Like many other viewers who came of voyeuristic age in the era of MTV's "The Real World," I've long since outgrown it. At some point, the exhaustively diverse casts and manufactured drama started to grate rather than amuse (did I say "amuse"? I meant "enlighten me that, like, being different is totally cool, because we're all totally fellow citizens of Planet Universe"). Around that same time, I started to preface my every utterance with a loud, thoughtful clearing of the throat and a rant about these young kids today, with the hair and the skateboards and the texting.
Yet one hour into the show's 21st (!) season, I find myself more invested in the lives of these eight strangers (up from the usual seven) than I am in those of my cousins. Say what you want about "The Real World" -- that it confuses generic early-20s immaturity with something more profound, that any situation monitored by tens of cameras is inherently unreal -- but the show remains one of the few reality offerings that consistently makes the viewer care about its participants.
In most seasons, "The Real World" proves only as entertaining as its cast is chemically dependent and exhibitionistic. So credit MTV for tweaking the formula somewhat and throwing a few curveballs in its casting. At first glance -- and heaven knows this might change during the vacation to whatever tropical hotspot hopes to boost its spring-break cred by affiliation with the show -- the kids come across as a decent and empathetic lot. What happened to the fall-down tarts? The date-rapey muscle heads? Reality-TV moralists won't be able to feel superior to anybody here.
Lack of cliche characters
This isn't to say that the 21st cast is the paragon of socio-sexual-ethnic diversity; one gets the impression that MTV will fold the franchise before it breaks the final remaining casting barrier and imports a fat person. What's interesting about the current batch is that its members don't slide into the show's established roles (angry black dude, bubbly Southern chick). They aren't easily encapsulated in a three-word blurb, unless you already subscribe to stereotypes about gay dolphin trainers.
The cast is mercifully free of sunny gigglepusses and well-intentioned hicks. Yes, there's one blatant set-up for drama – some of the cast have no idea what to make of their transgendered housemate -- but the show doesn't play up the potential clash of sensibilities. The quirky-tattoo girl is defined by her curiosity and kindness rather than her quirk or tattoos; the small-town guy with the fetchingly tousled hair boasts depth, courtesy of a stint in Iraq. Even the flat-ab'd meathead seems to have read a few books with words.

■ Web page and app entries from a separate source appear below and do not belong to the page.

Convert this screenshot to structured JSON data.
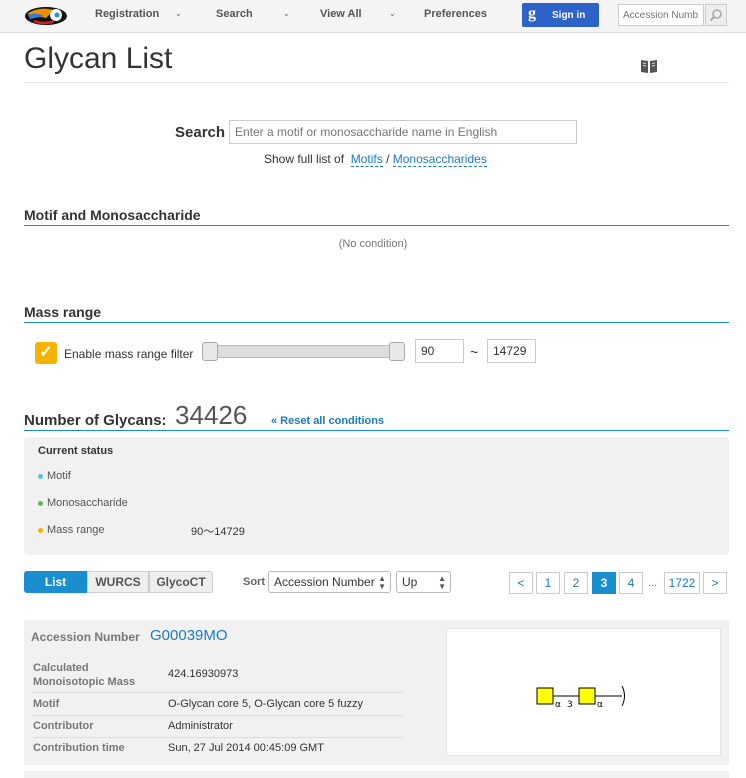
{
  "nav": {
    "items": [
      "Registration",
      "Search",
      "View All",
      "Preferences"
    ],
    "signin_label": "Sign in",
    "signin_icon": "g",
    "accession_placeholder": "Accession Numb"
  },
  "page": {
    "title": "Glycan List"
  },
  "search": {
    "label": "Search",
    "placeholder": "Enter a motif or monosaccharide name in English",
    "full_list_prefix": "Show full list of",
    "motifs_link": "Motifs",
    "separator": "/",
    "monos_link": "Monosaccharides"
  },
  "motif_section": {
    "heading": "Motif and Monosaccharide",
    "empty_text": "(No condition)"
  },
  "mass_section": {
    "heading": "Mass range",
    "checkbox_mark": "✓",
    "enable_label": "Enable mass range filter",
    "min": "90",
    "max": "14729",
    "tilde": "~"
  },
  "count": {
    "label": "Number of Glycans:",
    "value": "34426",
    "reset_label": "« Reset all conditions"
  },
  "status": {
    "title": "Current status",
    "rows": [
      "Motif",
      "Monosaccharide",
      "Mass range"
    ],
    "mass_value": "90〜14729",
    "colors": {
      "motif": "#5bc0de",
      "monosaccharide": "#5cb85c",
      "mass": "#f5b300"
    }
  },
  "view_tabs": [
    "List",
    "WURCS",
    "GlycoCT"
  ],
  "sort": {
    "label": "Sort",
    "field": "Accession Number",
    "direction": "Up"
  },
  "pagination": {
    "prev": "<",
    "pages": [
      "1",
      "2",
      "3",
      "4"
    ],
    "ellipsis": "...",
    "last": "1722",
    "next": ">",
    "current": "3"
  },
  "result": {
    "accession_label": "Accession Number",
    "accession": "G00039MO",
    "mass_label": "Calculated Monoisotopic Mass",
    "mass": "424.16930973",
    "motif_label": "Motif",
    "motif": "O-Glycan core 5, O-Glycan core 5 fuzzy",
    "contributor_label": "Contributor",
    "contributor": "Administrator",
    "time_label": "Contribution time",
    "time": "Sun, 27 Jul 2014 00:45:09 GMT",
    "glycan_labels": {
      "a1": "α",
      "pos": "3",
      "a2": "α"
    }
  },
  "colors": {
    "accent": "#1a8fd0",
    "link": "#1a7bbf",
    "signin": "#2b63c9",
    "checkbox": "#f5b300",
    "galnac": "#ffff00"
  }
}
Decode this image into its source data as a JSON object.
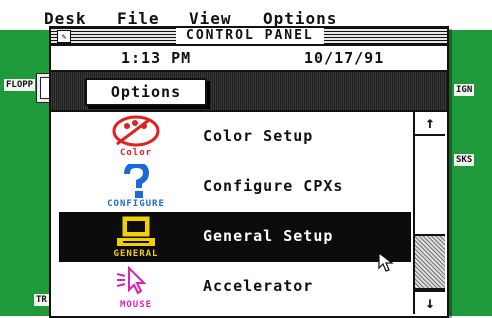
{
  "menubar": {
    "items": [
      "Desk",
      "File",
      "View",
      "Options"
    ]
  },
  "desktop": {
    "labels": {
      "floppy": "FLOPP",
      "sign": "IGN",
      "disks": "SKS",
      "trash": "TR"
    }
  },
  "window": {
    "title": "CONTROL PANEL",
    "time": "1:13 PM",
    "date": "10/17/91",
    "options_label": "Options"
  },
  "list": {
    "selected_index": 2,
    "items": [
      {
        "caption": "Color",
        "label": "Color Setup",
        "icon": "palette-icon",
        "caption_color": "#e02020"
      },
      {
        "caption": "CONFIGURE",
        "label": "Configure CPXs",
        "icon": "question-mark-icon",
        "caption_color": "#1a6ad8"
      },
      {
        "caption": "GENERAL",
        "label": "General Setup",
        "icon": "computer-icon",
        "caption_color": "#f0d000"
      },
      {
        "caption": "MOUSE",
        "label": "Accelerator",
        "icon": "mouse-cursor-icon",
        "caption_color": "#e020b0"
      }
    ]
  },
  "scrollbar": {
    "up": "↑",
    "down": "↓"
  }
}
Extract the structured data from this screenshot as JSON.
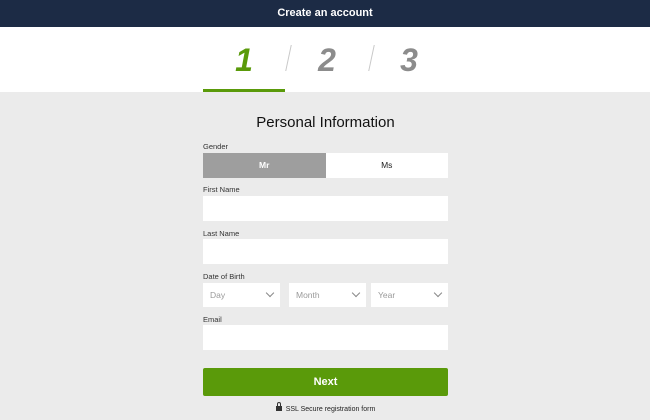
{
  "header": {
    "title": "Create an account"
  },
  "steps": {
    "items": [
      "1",
      "2",
      "3"
    ],
    "active": "1"
  },
  "form": {
    "title": "Personal Information",
    "gender": {
      "label": "Gender",
      "options": [
        "Mr",
        "Ms"
      ],
      "selected": "Mr"
    },
    "first_name": {
      "label": "First Name",
      "value": ""
    },
    "last_name": {
      "label": "Last Name",
      "value": ""
    },
    "dob": {
      "label": "Date of Birth",
      "day": "Day",
      "month": "Month",
      "year": "Year"
    },
    "email": {
      "label": "Email",
      "value": ""
    },
    "next_label": "Next",
    "ssl_text": "SSL Secure registration form"
  },
  "colors": {
    "header_bg": "#1c2b45",
    "accent": "#5a9a0a",
    "selected_bg": "#9e9e9e",
    "page_bg": "#ebebeb"
  },
  "icons": [
    "lock-icon",
    "chevron-down-icon"
  ]
}
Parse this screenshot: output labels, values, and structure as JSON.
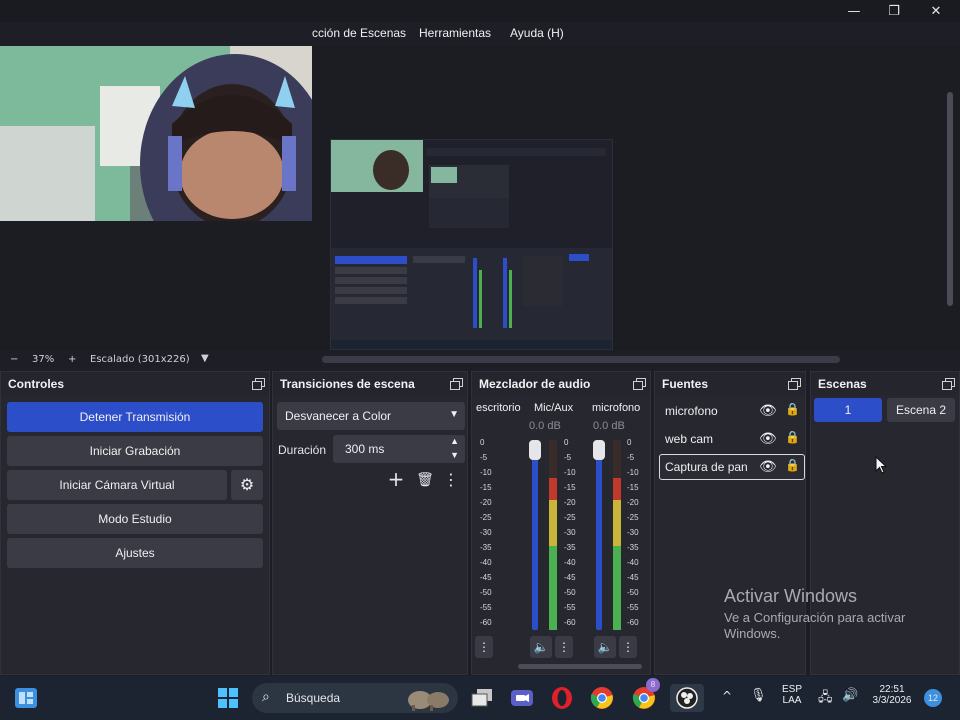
{
  "menu": {
    "items": [
      "cción de Escenas",
      "Herramientas",
      "Ayuda (H)"
    ]
  },
  "window_controls": {
    "minimize": "—",
    "maximize": "❐",
    "close": "✕"
  },
  "zoom": {
    "minus": "−",
    "percent": "37%",
    "plus": "+",
    "scale_label": "Escalado (301x226)"
  },
  "controls": {
    "title": "Controles",
    "buttons": [
      "Detener Transmisión",
      "Iniciar Grabación",
      "Iniciar Cámara Virtual",
      "Modo Estudio",
      "Ajustes"
    ]
  },
  "transitions": {
    "title": "Transiciones de escena",
    "selected": "Desvanecer a Color",
    "duration_label": "Duración",
    "duration_value": "300 ms"
  },
  "mixer": {
    "title": "Mezclador de audio",
    "channels": [
      {
        "name": "escritorio",
        "db": ""
      },
      {
        "name": "Mic/Aux",
        "db": "0.0 dB",
        "level": 0.8
      },
      {
        "name": "microfono",
        "db": "0.0 dB",
        "level": 0.8
      }
    ],
    "ticks": [
      "0",
      "-5",
      "-10",
      "-15",
      "-20",
      "-25",
      "-30",
      "-35",
      "-40",
      "-45",
      "-50",
      "-55",
      "-60"
    ]
  },
  "sources": {
    "title": "Fuentes",
    "items": [
      {
        "label": "microfono",
        "selected": false
      },
      {
        "label": "web cam",
        "selected": false
      },
      {
        "label": "Captura de pan",
        "selected": true
      }
    ]
  },
  "scenes": {
    "title": "Escenas",
    "items": [
      {
        "label": "1",
        "active": true
      },
      {
        "label": "Escena 2",
        "active": false
      }
    ]
  },
  "activation": {
    "title": "Activar Windows",
    "line1": "Ve a Configuración para activar",
    "line2": "Windows."
  },
  "taskbar": {
    "search_placeholder": "Búsqueda",
    "lang1": "ESP",
    "lang2": "LAA",
    "time": "22:51",
    "date": "3/3/2026",
    "notif_count": "12",
    "chrome_badge": "8"
  },
  "colors": {
    "accent": "#2c4fc9",
    "meter_green": "#4caf50",
    "meter_yellow": "#c8b53a",
    "meter_red": "#c0392b",
    "panel": "#26272f"
  }
}
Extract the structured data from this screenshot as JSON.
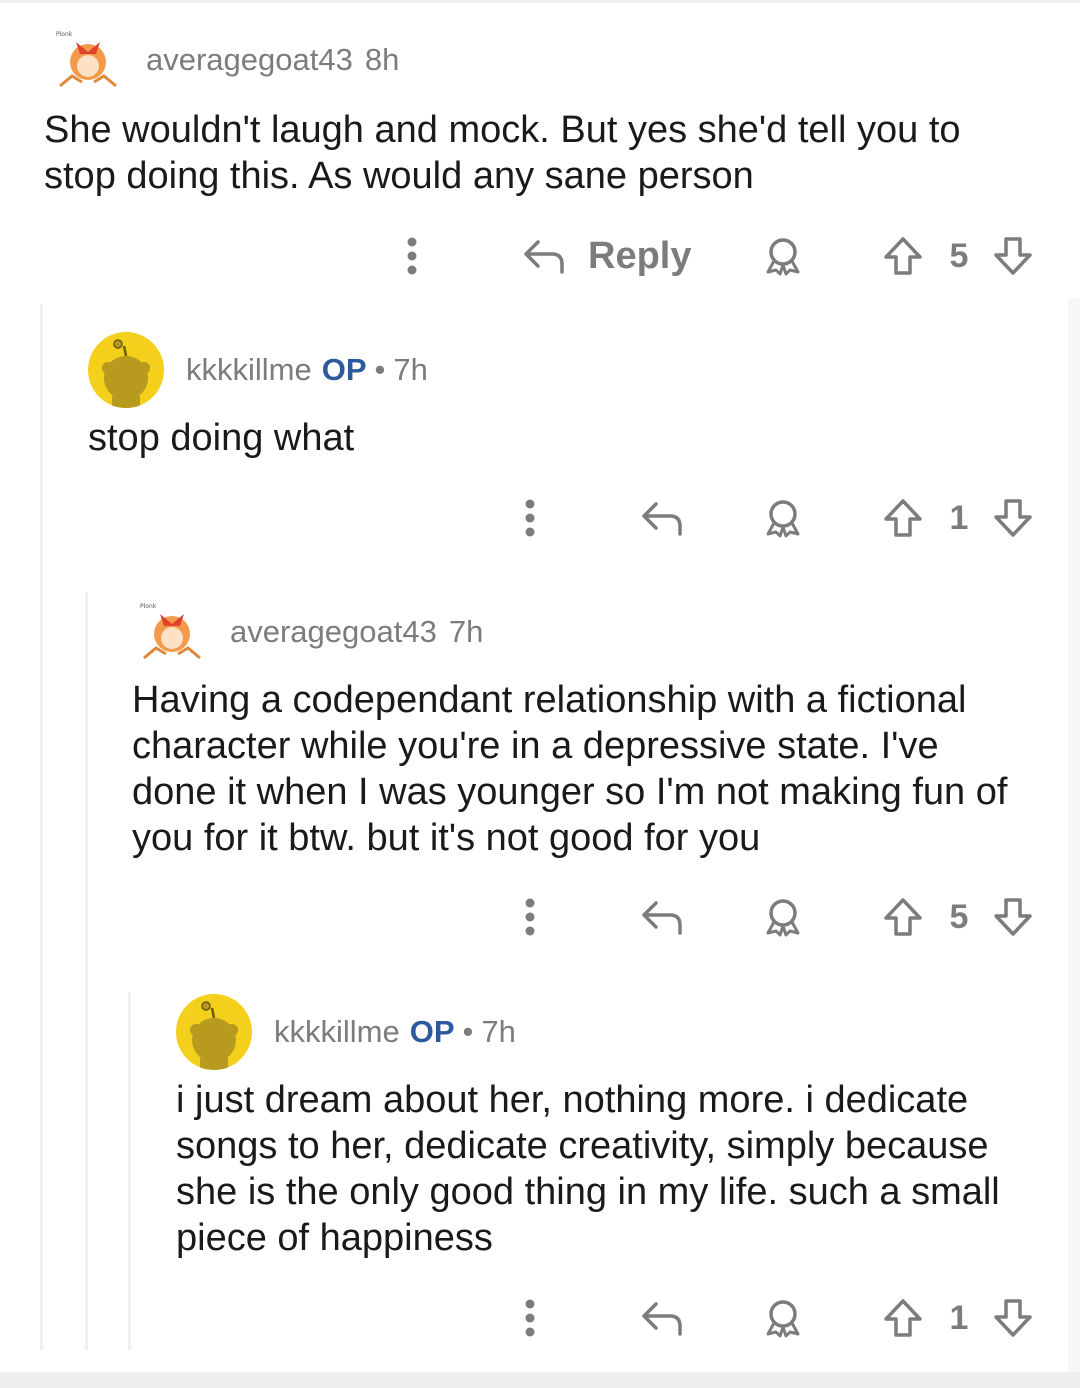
{
  "comments": [
    {
      "username": "averagegoat43",
      "op_badge": "",
      "time": "8h",
      "body": "She wouldn't laugh and mock. But yes she'd tell you to stop doing this. As would any sane person",
      "reply_label": "Reply",
      "votes": "5",
      "avatar": "anime-girl-avatar"
    },
    {
      "username": "kkkkillme",
      "op_badge": "OP",
      "separator": "•",
      "time": "7h",
      "body": "stop doing what",
      "votes": "1",
      "avatar": "snoo-avatar"
    },
    {
      "username": "averagegoat43",
      "op_badge": "",
      "time": "7h",
      "body": "Having a codependant relationship with a fictional character while you're in a depressive state. I've done it when I was younger so I'm not making fun of you for it btw. but it's not good for you",
      "votes": "5",
      "avatar": "anime-girl-avatar"
    },
    {
      "username": "kkkkillme",
      "op_badge": "OP",
      "separator": "•",
      "time": "7h",
      "body": "i just dream about her, nothing more. i dedicate songs to her, dedicate creativity, simply because she is the only good thing in my life. such a small piece of happiness",
      "votes": "1",
      "avatar": "snoo-avatar"
    }
  ],
  "colors": {
    "text": "#1a1a1b",
    "meta": "#7c7c7c",
    "op": "#2d5a9e",
    "snoo_bg": "#f4cf1c",
    "thread_line": "#edeff1"
  }
}
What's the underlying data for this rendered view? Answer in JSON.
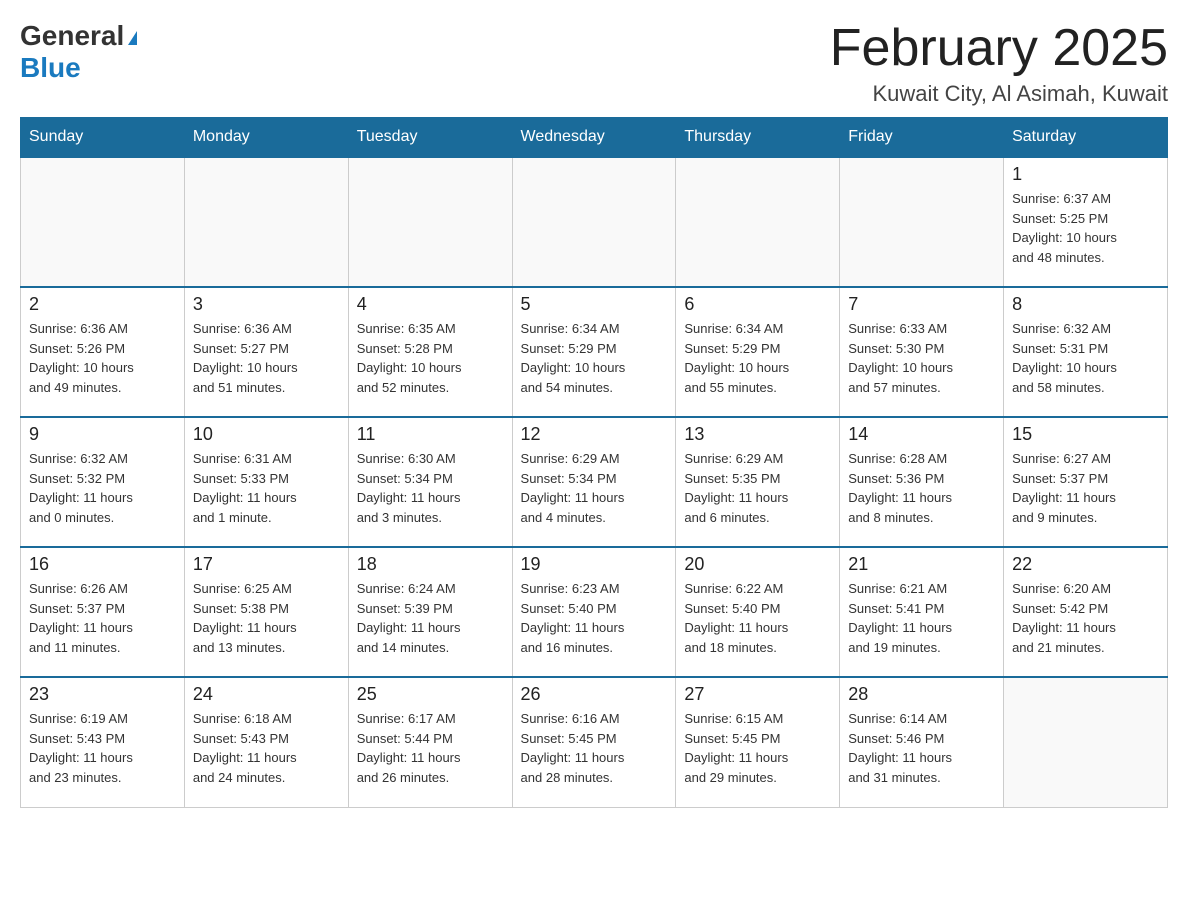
{
  "header": {
    "logo": {
      "general": "General",
      "blue": "Blue",
      "triangle": "▶"
    },
    "title": "February 2025",
    "location": "Kuwait City, Al Asimah, Kuwait"
  },
  "weekdays": [
    "Sunday",
    "Monday",
    "Tuesday",
    "Wednesday",
    "Thursday",
    "Friday",
    "Saturday"
  ],
  "weeks": [
    {
      "days": [
        {
          "number": "",
          "info": ""
        },
        {
          "number": "",
          "info": ""
        },
        {
          "number": "",
          "info": ""
        },
        {
          "number": "",
          "info": ""
        },
        {
          "number": "",
          "info": ""
        },
        {
          "number": "",
          "info": ""
        },
        {
          "number": "1",
          "info": "Sunrise: 6:37 AM\nSunset: 5:25 PM\nDaylight: 10 hours\nand 48 minutes."
        }
      ]
    },
    {
      "days": [
        {
          "number": "2",
          "info": "Sunrise: 6:36 AM\nSunset: 5:26 PM\nDaylight: 10 hours\nand 49 minutes."
        },
        {
          "number": "3",
          "info": "Sunrise: 6:36 AM\nSunset: 5:27 PM\nDaylight: 10 hours\nand 51 minutes."
        },
        {
          "number": "4",
          "info": "Sunrise: 6:35 AM\nSunset: 5:28 PM\nDaylight: 10 hours\nand 52 minutes."
        },
        {
          "number": "5",
          "info": "Sunrise: 6:34 AM\nSunset: 5:29 PM\nDaylight: 10 hours\nand 54 minutes."
        },
        {
          "number": "6",
          "info": "Sunrise: 6:34 AM\nSunset: 5:29 PM\nDaylight: 10 hours\nand 55 minutes."
        },
        {
          "number": "7",
          "info": "Sunrise: 6:33 AM\nSunset: 5:30 PM\nDaylight: 10 hours\nand 57 minutes."
        },
        {
          "number": "8",
          "info": "Sunrise: 6:32 AM\nSunset: 5:31 PM\nDaylight: 10 hours\nand 58 minutes."
        }
      ]
    },
    {
      "days": [
        {
          "number": "9",
          "info": "Sunrise: 6:32 AM\nSunset: 5:32 PM\nDaylight: 11 hours\nand 0 minutes."
        },
        {
          "number": "10",
          "info": "Sunrise: 6:31 AM\nSunset: 5:33 PM\nDaylight: 11 hours\nand 1 minute."
        },
        {
          "number": "11",
          "info": "Sunrise: 6:30 AM\nSunset: 5:34 PM\nDaylight: 11 hours\nand 3 minutes."
        },
        {
          "number": "12",
          "info": "Sunrise: 6:29 AM\nSunset: 5:34 PM\nDaylight: 11 hours\nand 4 minutes."
        },
        {
          "number": "13",
          "info": "Sunrise: 6:29 AM\nSunset: 5:35 PM\nDaylight: 11 hours\nand 6 minutes."
        },
        {
          "number": "14",
          "info": "Sunrise: 6:28 AM\nSunset: 5:36 PM\nDaylight: 11 hours\nand 8 minutes."
        },
        {
          "number": "15",
          "info": "Sunrise: 6:27 AM\nSunset: 5:37 PM\nDaylight: 11 hours\nand 9 minutes."
        }
      ]
    },
    {
      "days": [
        {
          "number": "16",
          "info": "Sunrise: 6:26 AM\nSunset: 5:37 PM\nDaylight: 11 hours\nand 11 minutes."
        },
        {
          "number": "17",
          "info": "Sunrise: 6:25 AM\nSunset: 5:38 PM\nDaylight: 11 hours\nand 13 minutes."
        },
        {
          "number": "18",
          "info": "Sunrise: 6:24 AM\nSunset: 5:39 PM\nDaylight: 11 hours\nand 14 minutes."
        },
        {
          "number": "19",
          "info": "Sunrise: 6:23 AM\nSunset: 5:40 PM\nDaylight: 11 hours\nand 16 minutes."
        },
        {
          "number": "20",
          "info": "Sunrise: 6:22 AM\nSunset: 5:40 PM\nDaylight: 11 hours\nand 18 minutes."
        },
        {
          "number": "21",
          "info": "Sunrise: 6:21 AM\nSunset: 5:41 PM\nDaylight: 11 hours\nand 19 minutes."
        },
        {
          "number": "22",
          "info": "Sunrise: 6:20 AM\nSunset: 5:42 PM\nDaylight: 11 hours\nand 21 minutes."
        }
      ]
    },
    {
      "days": [
        {
          "number": "23",
          "info": "Sunrise: 6:19 AM\nSunset: 5:43 PM\nDaylight: 11 hours\nand 23 minutes."
        },
        {
          "number": "24",
          "info": "Sunrise: 6:18 AM\nSunset: 5:43 PM\nDaylight: 11 hours\nand 24 minutes."
        },
        {
          "number": "25",
          "info": "Sunrise: 6:17 AM\nSunset: 5:44 PM\nDaylight: 11 hours\nand 26 minutes."
        },
        {
          "number": "26",
          "info": "Sunrise: 6:16 AM\nSunset: 5:45 PM\nDaylight: 11 hours\nand 28 minutes."
        },
        {
          "number": "27",
          "info": "Sunrise: 6:15 AM\nSunset: 5:45 PM\nDaylight: 11 hours\nand 29 minutes."
        },
        {
          "number": "28",
          "info": "Sunrise: 6:14 AM\nSunset: 5:46 PM\nDaylight: 11 hours\nand 31 minutes."
        },
        {
          "number": "",
          "info": ""
        }
      ]
    }
  ]
}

Maybe their antics won't resonate with the audience that tunes in for the drunky-wunky meltdowns and hook-ups. But for the first time in a long while, the "Real World" mix of personalities and backgrounds doesn't feel deliberately incendiary. I'm genuinely interested to see what happens to them ... which is probably as much a commentary on my life as theirs.
I do, however, think "The Real World" has imploded as a marketing vehicle. In seasons past, the show has integrated products in a way that seemed ... well, not natural, but certainly not vulgar or obtrusive. Contrast this with the current season's first episode, in which the usual "No WAY! A FISH TANK!" romp around the house flashes on seven products/brands in about 10 seconds. Only one -- Crunch Fitness, which outfits the gym frequented by Abs Boy -- registers. The show does better by its soundtrack, regularly flashing song and artist names along the bottom of the screen. The "M" in "MTV" stands for "music," I'm told.
So anyway: yeah, I'm teetering towards the back end of my 30s and I still kind of dig "The Real World." I'm okay with this. MTV, long may your unreal reality grace our screens.
I'd initially planned to cover two other MTV offerings, the love-ya-brah pageant "Bromance," and the pretty, vacant "The City," in this epistle as well. But even after stocking up on Cheez Whiz and Ritz crackers for my descent into the land of lowbrow, I could barely slog through a full episode of each.
The former, in which a gaggle of moussed-to-the-gills fraternity rejects battle for a spot in Brody Jenner's posse, offers all the raw intellect of "Jackass" with none of the pain-is-funny uplift. The latter, which chronicles the life and loves of hollow-eyed "Hills" refugee Whitney Port as she attempts to navigate downtown Manhattan on a mere $145,000 per day, is notable mostly for its frank depiction of waxed eyebrows. Neither is worth a share of your guilty-pleasure allowance.